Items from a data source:
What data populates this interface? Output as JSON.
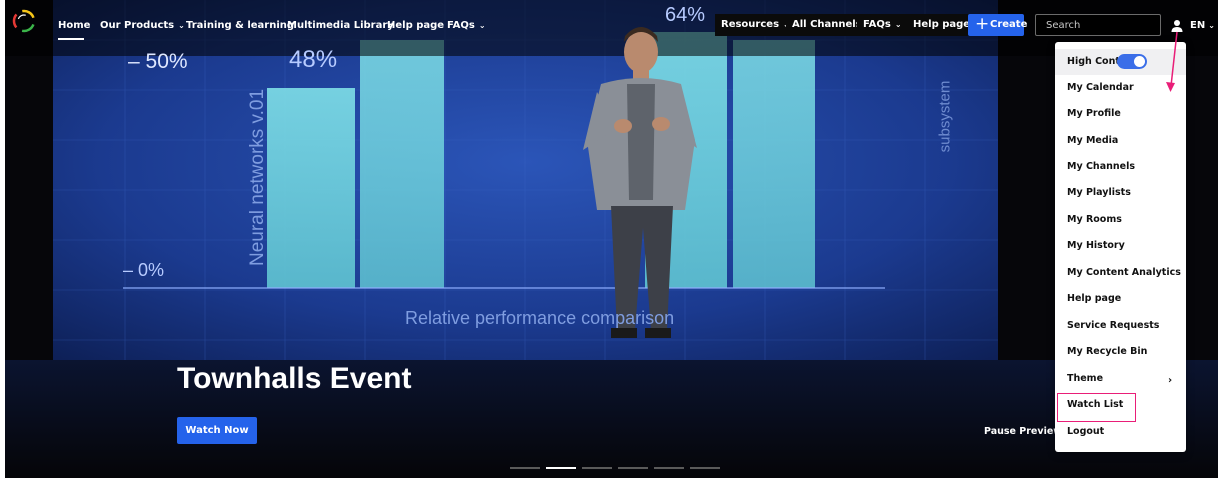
{
  "nav": {
    "home": "Home",
    "our_products": "Our Products",
    "training": "Training & learning",
    "multimedia": "Multimedia Library",
    "help": "Help page",
    "faqs": "FAQs",
    "chevron": "⌄"
  },
  "nav_right": {
    "resources": "Resources",
    "all_channels": "All Channels",
    "faqs": "FAQs",
    "help": "Help page",
    "create": "Create",
    "search_placeholder": "Search",
    "language": "EN"
  },
  "user_menu": {
    "items": [
      "High Contrast",
      "My Calendar",
      "My Profile",
      "My Media",
      "My Channels",
      "My Playlists",
      "My Rooms",
      "My History",
      "My Content Analytics",
      "Help page",
      "Service Requests",
      "My Recycle Bin",
      "Theme",
      "Watch List",
      "Logout"
    ],
    "high_contrast_on": true,
    "theme_chevron": "›"
  },
  "hero": {
    "title": "Townhalls Event",
    "watch_now": "Watch Now",
    "pause_preview": "Pause Preview",
    "background_text": {
      "pct_50": "– 50%",
      "pct_48": "48%",
      "pct_64": "64%",
      "pct_0": "– 0%",
      "vertical_left": "Neural networks v.01",
      "vertical_right": "subsystem",
      "caption": "Relative performance comparison"
    }
  },
  "carousel": {
    "count": 6,
    "active_index": 1
  },
  "colors": {
    "accent": "#2563eb",
    "annotation": "#e91e78",
    "toggle": "#3b6ee8",
    "screen": "#1a3a8c"
  },
  "icons": [
    "logo-icon",
    "chevron-down-icon",
    "plus-icon",
    "user-icon",
    "chevron-right-icon",
    "annotation-arrow-icon"
  ]
}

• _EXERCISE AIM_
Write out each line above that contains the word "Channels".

• _OUTPUT FOR THIS TASK_
    "all_channels": "All Channels",
      "My Channels",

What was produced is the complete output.